Replenishments. Planning. Meetings. Monitoring. Evaluating. And yes, training. We did the brown-water-to-clear-water magic trick and turned skeptics to believers with one swig. Then they took the systems, eager to deliver them to people in need. Eager to be magicians.
Binod had a lead on a kid, Madan, who was helping remote villages in the Northeast after a series of devastating landslides. With that, Paul, a local photographer named Lachpa, our driver, Vishnu, and I loaded the car and set off from Kathmandu. The 10 hour drive to Okhaldlunga took us on the scariest roads I've ever experienced (NOTE: I Googled it and found that on a list of the 25 most dangerous roads in the world, "The Himalayan Roads" — yes, all of them — were No. 5). The route was narrow and mostly dirt, had no lane divisions and often curved along steep cliff edges that dropped hundreds and sometimes thousands of feet. Just after lunch, we were descending a straightaway on a mild grade when the brakes of our SUV went out. Vishnu (whose namesake is the Hindu god of "preservation and protection") steered the vehicle away from the 150-foot drop and up a dirt embankment to stop us. The car nearly rolled, but we managed to get out safely. We dusted ourselves off and looked around. Everyone was OK. So we continued on. Paul arranged another vehicle and we made it to Okhaldlunga by nightfall. Madan was waiting patiently, and we did the training before we even checked into our rooms. He'd take the 30 filters to the people of Prapcha, who'd been displaced after their village was cut off from a landslide.
It's daunting, this work. The scale of need is massive and there's a strong sense of urgency. So you move quickly and never stop thinking and questioning and strategizing. Like you're running a race without a finish line. Here in Nepal, the rubble is nowhere near cleared. Aftershocks continue. Millions are displaced and here come the monsoons, here come the landslides. But probably the biggest lesson I learned from this trip is to focus on what's in front of you. Keep it simple. We have filters. People need them. And if you can bridge that gap — with hundreds of people or even just one — then you've made a difference. You've done your job. You've earned a beer. Then wake up tomorrow and do it again."
Madan K.C., 23 years old from Kathmandu, post-training and pre-distribution to the village of Prapcha
Brake failure doesn't mean mission failure. On the road to Okhaldlunga, this was a minor speed bump
Country director Paul Rai, training the trainers.

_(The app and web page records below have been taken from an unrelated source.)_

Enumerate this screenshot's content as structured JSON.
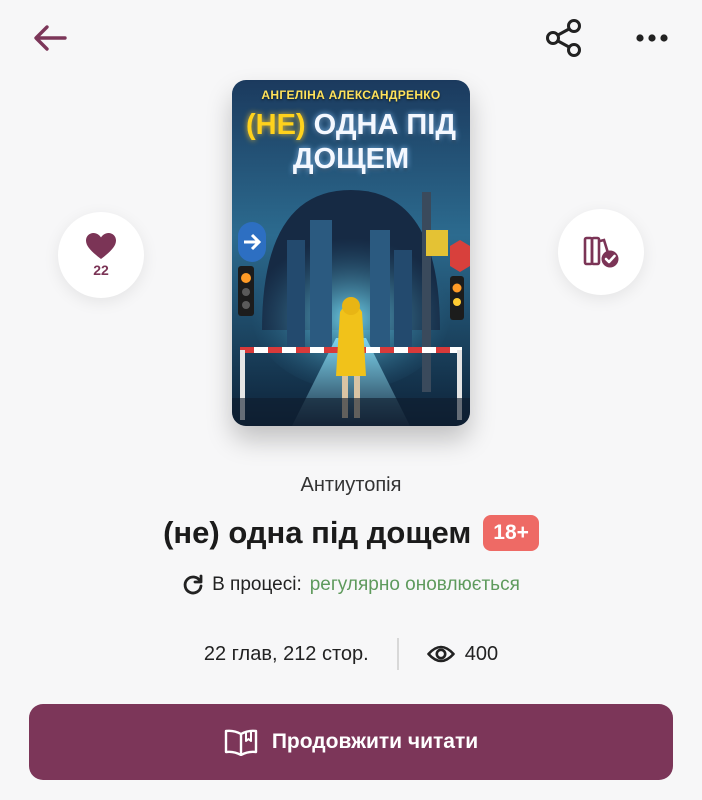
{
  "colors": {
    "accent": "#7c3659",
    "age_badge": "#ee6a65",
    "status_green": "#5e9a5c"
  },
  "header": {
    "back_icon": "arrow-left-icon",
    "share_icon": "share-icon",
    "more_icon": "more-horizontal-icon"
  },
  "cover": {
    "author": "АНГЕЛІНА АЛЕКСАНДРЕНКО",
    "title_highlight": "(НЕ)",
    "title_rest_line1": "ОДНА ПІД",
    "title_line2": "ДОЩЕМ"
  },
  "like": {
    "icon": "heart-icon",
    "count": "22"
  },
  "library": {
    "icon": "library-check-icon"
  },
  "book": {
    "genre": "Антиутопія",
    "title": "(не) одна під дощем",
    "age_rating": "18+",
    "status_icon": "refresh-icon",
    "status_label": "В процесі:",
    "status_value": "регулярно оновлюється",
    "chapters_pages": "22 глав, 212 стор.",
    "views_icon": "eye-icon",
    "views": "400"
  },
  "actions": {
    "continue_icon": "open-book-icon",
    "continue_label": "Продовжити читати"
  }
}
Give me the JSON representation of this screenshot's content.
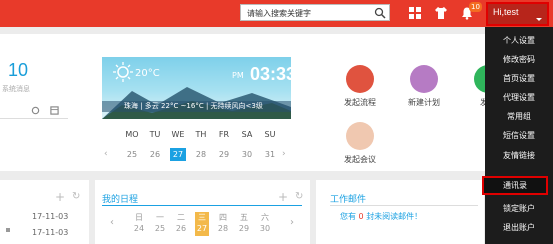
{
  "header": {
    "search_placeholder": "请输入搜索关键字",
    "notification_count": "10",
    "username": "Hi,test"
  },
  "dashboard": {
    "message_count": "10",
    "message_label": "系统消息",
    "weather": {
      "temperature": "20°C",
      "ampm": "PM",
      "time": "03:33",
      "detail": "珠海 | 多云 22°C ~16°C | 无持续风向<3级"
    },
    "calendar": {
      "weekdays": [
        "MO",
        "TU",
        "WE",
        "TH",
        "FR",
        "SA",
        "SU"
      ],
      "days": [
        "25",
        "26",
        "27",
        "28",
        "29",
        "30",
        "31"
      ],
      "today_index": 2
    },
    "apps": [
      {
        "label": "发起流程",
        "color": "#e0533f"
      },
      {
        "label": "新建计划",
        "color": "#b67bc4"
      },
      {
        "label": "发起",
        "color": "#2fb55b"
      },
      {
        "label": "发起会议",
        "color": "#f0c8b0"
      }
    ]
  },
  "lower": {
    "list_dates": [
      "17-11-03",
      "17-11-03"
    ],
    "schedule_title": "我的日程",
    "schedule_days": [
      {
        "w": "日",
        "d": "24"
      },
      {
        "w": "一",
        "d": "25"
      },
      {
        "w": "二",
        "d": "26"
      },
      {
        "w": "三",
        "d": "27"
      },
      {
        "w": "四",
        "d": "28"
      },
      {
        "w": "五",
        "d": "29"
      },
      {
        "w": "六",
        "d": "30"
      }
    ],
    "schedule_today_index": 3,
    "mail_title": "工作邮件",
    "mail_text_prefix": "您有",
    "mail_count": "0",
    "mail_text_suffix": "封未阅读邮件！"
  },
  "user_menu": {
    "items": [
      "个人设置",
      "修改密码",
      "首页设置",
      "代理设置",
      "常用组",
      "短信设置",
      "友情链接",
      "通讯录",
      "锁定账户",
      "退出账户"
    ],
    "highlighted": "通讯录"
  },
  "colors": {
    "topbar": "#e83a2a",
    "accent": "#1ba1e2",
    "menu_bg": "#1c1c1c",
    "highlight_border": "#e00000"
  }
}
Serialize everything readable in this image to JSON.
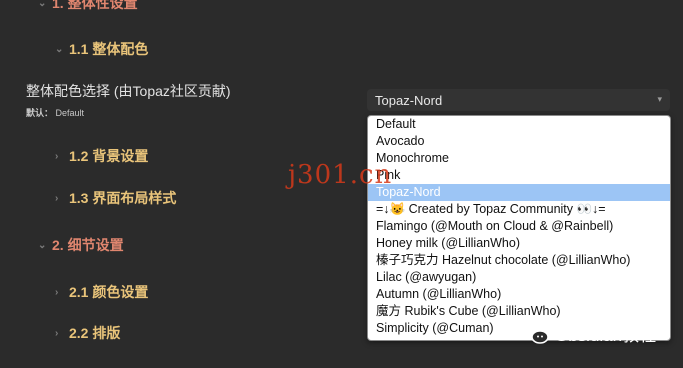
{
  "headings": {
    "h1_overall": "1. 整体性设置",
    "h2_color": "1.1 整体配色",
    "h2_bg": "1.2 背景设置",
    "h2_layout": "1.3 界面布局样式",
    "h1_detail": "2. 细节设置",
    "h2_colors": "2.1 颜色设置",
    "h2_typeset": "2.2 排版"
  },
  "setting": {
    "name": "整体配色选择 (由Topaz社区贡献)",
    "default_label": "默认：",
    "default_value": "Default"
  },
  "select": {
    "value": "Topaz-Nord",
    "arrow": "▾"
  },
  "dropdown": {
    "options": [
      "Default",
      "Avocado",
      "Monochrome",
      "Pink",
      "Topaz-Nord",
      "=↓😺 Created by Topaz Community 👀↓=",
      "Flamingo (@Mouth on Cloud & @Rainbell)",
      "Honey milk (@LillianWho)",
      "榛子巧克力 Hazelnut chocolate (@LillianWho)",
      "Lilac (@awyugan)",
      "Autumn (@LillianWho)",
      "魔方 Rubik's Cube (@LillianWho)",
      "Simplicity (@Cuman)"
    ],
    "selected_index": 4
  },
  "watermarks": {
    "red_text": "j301.cn",
    "badge_text": "Obsidian教程"
  },
  "colors": {
    "background": "#2b2b2b",
    "h1": "#e0866f",
    "h2": "#e9c47a",
    "selected_option": "#9cc5f5"
  }
}
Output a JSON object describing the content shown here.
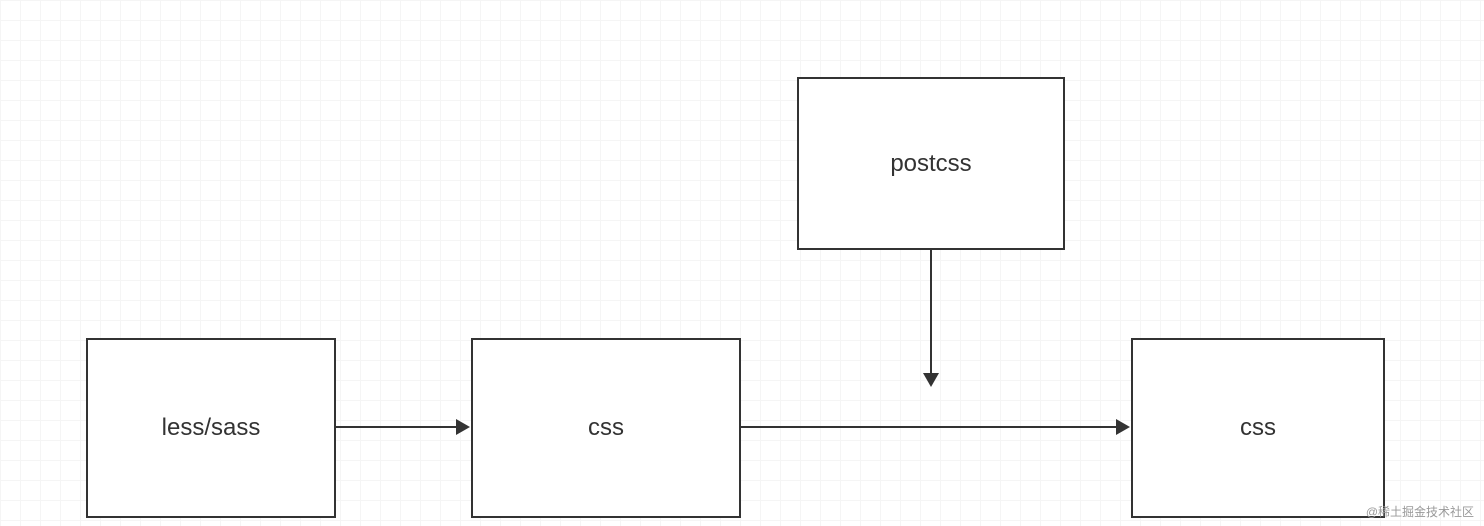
{
  "nodes": {
    "less_sass": "less/sass",
    "css_mid": "css",
    "postcss": "postcss",
    "css_end": "css"
  },
  "watermark": "@稀土掘金技术社区"
}
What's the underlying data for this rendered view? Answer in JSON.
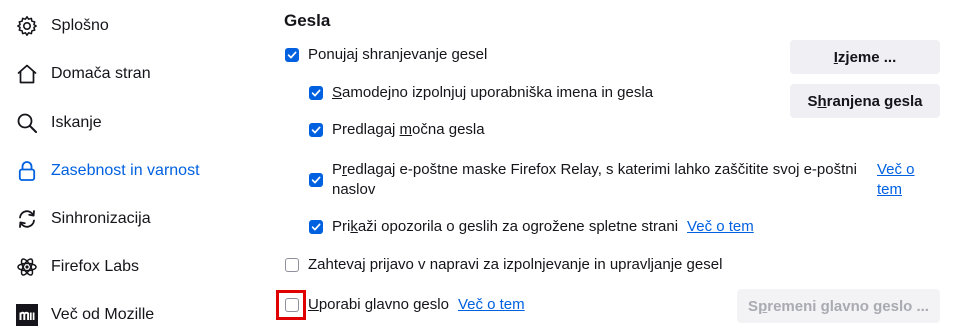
{
  "sidebar": {
    "items": [
      {
        "label": "Splošno",
        "icon": "gear-icon"
      },
      {
        "label": "Domača stran",
        "icon": "home-icon"
      },
      {
        "label": "Iskanje",
        "icon": "search-icon"
      },
      {
        "label": "Zasebnost in varnost",
        "icon": "lock-icon",
        "selected": true
      },
      {
        "label": "Sinhronizacija",
        "icon": "sync-icon"
      },
      {
        "label": "Firefox Labs",
        "icon": "flask-icon"
      },
      {
        "label": "Več od Mozille",
        "icon": "mozilla-icon"
      }
    ]
  },
  "passwords": {
    "title": "Gesla",
    "offer_save": {
      "pre": "Ponu",
      "u": "j",
      "post": "aj shranjevanje gesel",
      "checked": true
    },
    "autofill": {
      "pre": "",
      "u": "S",
      "post": "amodejno izpolnjuj uporabniška imena in gesla",
      "checked": true
    },
    "suggest_strong": {
      "pre": "Predlagaj ",
      "u": "m",
      "post": "očna gesla",
      "checked": true
    },
    "relay_line1": {
      "pre": "P",
      "u": "r",
      "post": "edlagaj e-poštne maske Firefox Relay, s katerimi lahko zaščitite svoj e-poštni"
    },
    "relay_line2": "naslov",
    "relay_checked": true,
    "relay_link_line1": "Več o",
    "relay_link_line2": "tem",
    "breach": {
      "pre": "Pri",
      "u": "k",
      "post": "aži opozorila o geslih za ogrožene spletne strani",
      "checked": true
    },
    "breach_link": "Več o tem",
    "require_login": {
      "label": "Zahtevaj prijavo v napravi za izpolnjevanje in upravljanje gesel",
      "checked": false
    },
    "primary": {
      "pre": "",
      "u": "U",
      "post": "porabi glavno geslo",
      "checked": false
    },
    "primary_link": "Več o tem",
    "exceptions_button": {
      "pre": "",
      "u": "I",
      "post": "zjeme ..."
    },
    "saved_button": {
      "pre": "S",
      "u": "h",
      "post": "ranjena gesla"
    },
    "change_primary_button": {
      "pre": "S",
      "u": "p",
      "post": "remeni glavno geslo ..."
    }
  },
  "colors": {
    "accent": "#0061e0",
    "highlight": "#e00000"
  }
}
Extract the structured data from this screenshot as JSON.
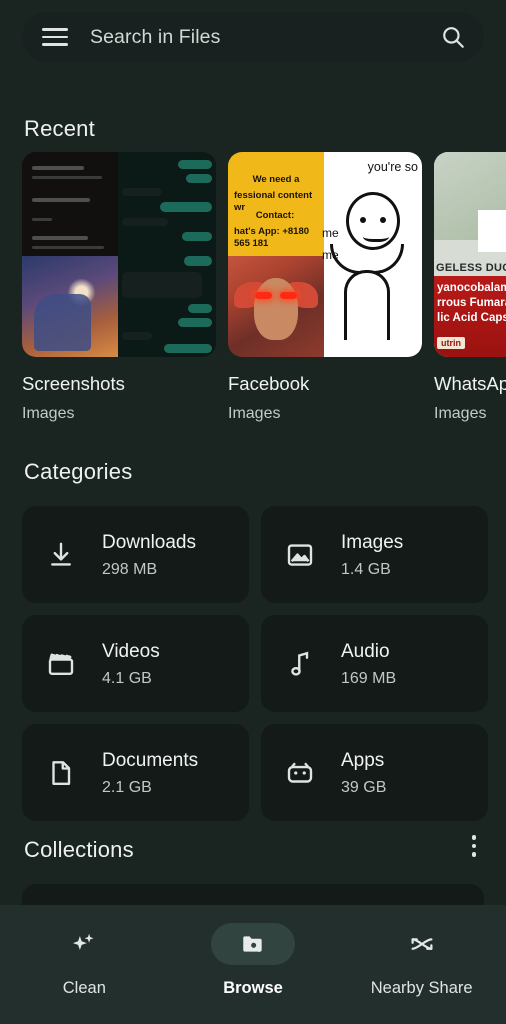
{
  "search": {
    "placeholder": "Search in Files",
    "menu_icon": "hamburger-menu-icon",
    "search_icon": "search-icon"
  },
  "sections": {
    "recent_title": "Recent",
    "categories_title": "Categories",
    "collections_title": "Collections",
    "overflow_icon": "more-vertical-icon"
  },
  "recent": {
    "items": [
      {
        "name": "Screenshots",
        "type": "Images"
      },
      {
        "name": "Facebook",
        "type": "Images"
      },
      {
        "name": "WhatsApp",
        "type": "Images"
      }
    ]
  },
  "thumbnails": {
    "facebook_ad_line1": "We need a",
    "facebook_ad_line2": "fessional content wr",
    "facebook_ad_line3": "Contact:",
    "facebook_ad_line4": "hat's App: +8180 565 181",
    "meme_caption": "you're so",
    "meme_label1": "me",
    "meme_label2": "me",
    "whatsapp_label": "GELESS DUO",
    "whatsapp_text1": "yanocobalamin,",
    "whatsapp_text2": "rrous Fumarate an",
    "whatsapp_text3": "lic Acid Capsules",
    "whatsapp_badge": "utrin"
  },
  "categories": [
    {
      "name": "Downloads",
      "size": "298 MB",
      "icon": "download-icon"
    },
    {
      "name": "Images",
      "size": "1.4 GB",
      "icon": "image-icon"
    },
    {
      "name": "Videos",
      "size": "4.1 GB",
      "icon": "video-clapperboard-icon"
    },
    {
      "name": "Audio",
      "size": "169 MB",
      "icon": "music-note-icon"
    },
    {
      "name": "Documents",
      "size": "2.1 GB",
      "icon": "document-page-icon"
    },
    {
      "name": "Apps",
      "size": "39 GB",
      "icon": "android-robot-icon"
    }
  ],
  "bottom_nav": {
    "items": [
      {
        "label": "Clean",
        "icon": "sparkles-icon",
        "active": false
      },
      {
        "label": "Browse",
        "icon": "folder-search-icon",
        "active": true
      },
      {
        "label": "Nearby Share",
        "icon": "nearby-share-icon",
        "active": false
      }
    ]
  },
  "colors": {
    "page_background": "#1a2522",
    "card_background": "#131a18",
    "search_background": "#18211f",
    "nav_background": "#232f2c",
    "active_pill": "#32443f",
    "primary_text": "#f0f3f1",
    "secondary_text": "#c2c8c4"
  }
}
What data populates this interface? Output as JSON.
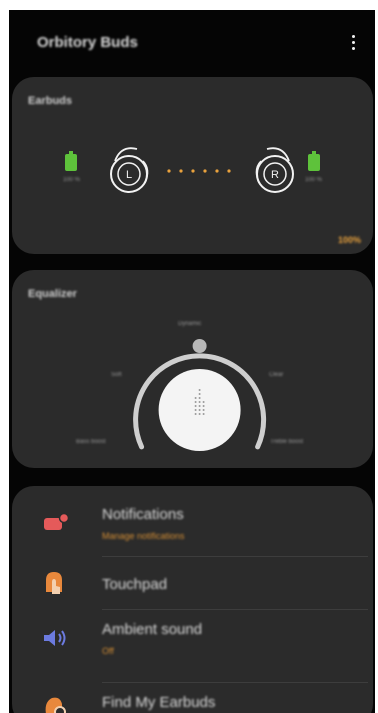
{
  "app": {
    "title": "Orbitory Buds",
    "menu_icon": "more-vert-icon"
  },
  "earbuds": {
    "title": "Earbuds",
    "left": {
      "label": "L",
      "battery": "100 %",
      "battery_level": 1.0
    },
    "right": {
      "label": "R",
      "battery": "100 %",
      "battery_level": 1.0
    },
    "case_battery": "100%",
    "colors": {
      "battery": "#5ec23b",
      "accent": "#e9a23d"
    }
  },
  "equalizer": {
    "title": "Equalizer",
    "presets": [
      "Bass boost",
      "Soft",
      "Dynamic",
      "Clear",
      "Treble boost"
    ],
    "selected": "Dynamic"
  },
  "menu": {
    "items": [
      {
        "title": "Notifications",
        "subtitle": "Manage notifications",
        "icon": "notification-icon",
        "color": "#e55a5a"
      },
      {
        "title": "Touchpad",
        "subtitle": "",
        "icon": "touchpad-icon",
        "color": "#e8883c"
      },
      {
        "title": "Ambient sound",
        "subtitle": "Off",
        "icon": "speaker-icon",
        "color": "#6c7be0"
      },
      {
        "title": "Find My Earbuds",
        "subtitle": "",
        "icon": "find-earbuds-icon",
        "color": "#e8883c"
      }
    ]
  }
}
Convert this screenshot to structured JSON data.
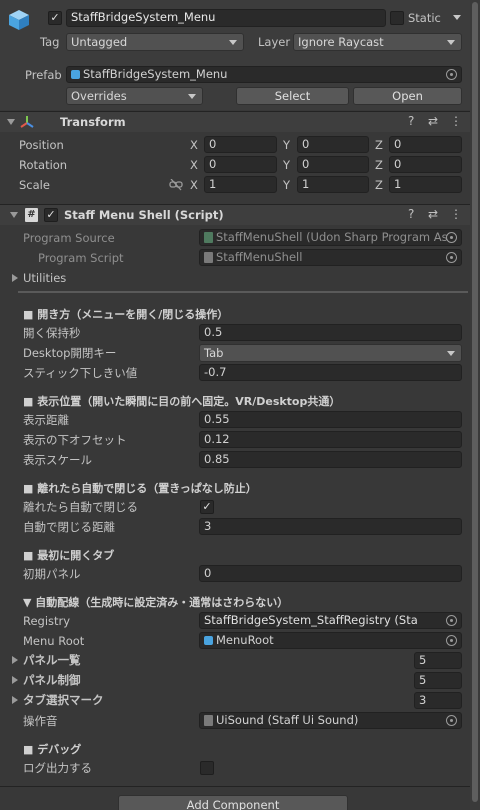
{
  "object": {
    "name": "StaffBridgeSystem_Menu",
    "static_label": "Static",
    "tag_label": "Tag",
    "tag_value": "Untagged",
    "layer_label": "Layer",
    "layer_value": "Ignore Raycast",
    "prefab_label": "Prefab",
    "prefab_value": "StaffBridgeSystem_Menu",
    "overrides_label": "Overrides",
    "select_label": "Select",
    "open_label": "Open",
    "active": true
  },
  "transform": {
    "title": "Transform",
    "rows": [
      {
        "label": "Position",
        "x": "0",
        "y": "0",
        "z": "0"
      },
      {
        "label": "Rotation",
        "x": "0",
        "y": "0",
        "z": "0"
      },
      {
        "label": "Scale",
        "x": "1",
        "y": "1",
        "z": "1"
      }
    ],
    "axis_x": "X",
    "axis_y": "Y",
    "axis_z": "Z"
  },
  "script": {
    "title": "Staff Menu Shell (Script)",
    "program_source_label": "Program Source",
    "program_source_value": "StaffMenuShell (Udon Sharp Program As",
    "program_script_label": "Program Script",
    "program_script_value": "StaffMenuShell",
    "utilities_label": "Utilities"
  },
  "sections": {
    "open": {
      "header": "■ 開き方（メニューを開く/閉じる操作）",
      "hold_label": "開く保持秒",
      "hold_value": "0.5",
      "desktop_key_label": "Desktop開閉キー",
      "desktop_key_value": "Tab",
      "stick_label": "スティック下しきい値",
      "stick_value": "-0.7"
    },
    "position": {
      "header": "■ 表示位置（開いた瞬間に目の前へ固定。VR/Desktop共通）",
      "distance_label": "表示距離",
      "distance_value": "0.55",
      "down_offset_label": "表示の下オフセット",
      "down_offset_value": "0.12",
      "scale_label": "表示スケール",
      "scale_value": "0.85"
    },
    "autoclose": {
      "header": "■ 離れたら自動で閉じる（置きっぱなし防止）",
      "enable_label": "離れたら自動で閉じる",
      "enable_checked": true,
      "distance_label": "自動で閉じる距離",
      "distance_value": "3"
    },
    "first_tab": {
      "header": "■ 最初に開くタブ",
      "panel_label": "初期パネル",
      "panel_value": "0"
    },
    "auto_wiring": {
      "header": "▼ 自動配線（生成時に設定済み・通常はさわらない）",
      "registry_label": "Registry",
      "registry_value": "StaffBridgeSystem_StaffRegistry (Sta",
      "menu_root_label": "Menu Root",
      "menu_root_value": "MenuRoot",
      "panel_list_label": "パネル一覧",
      "panel_list_value": "5",
      "panel_control_label": "パネル制御",
      "panel_control_value": "5",
      "tab_mark_label": "タブ選択マーク",
      "tab_mark_value": "3",
      "sound_label": "操作音",
      "sound_value": "UiSound (Staff Ui Sound)"
    },
    "debug": {
      "header": "■ デバッグ",
      "log_label": "ログ出力する",
      "log_checked": false
    }
  },
  "add_component_label": "Add Component"
}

The best kind of bucket list
After a successful pilot phase in the village of Ghusel, three nurses are restocked with 20 filters
Nepal works on a long road to recovery — day by day, brick by brick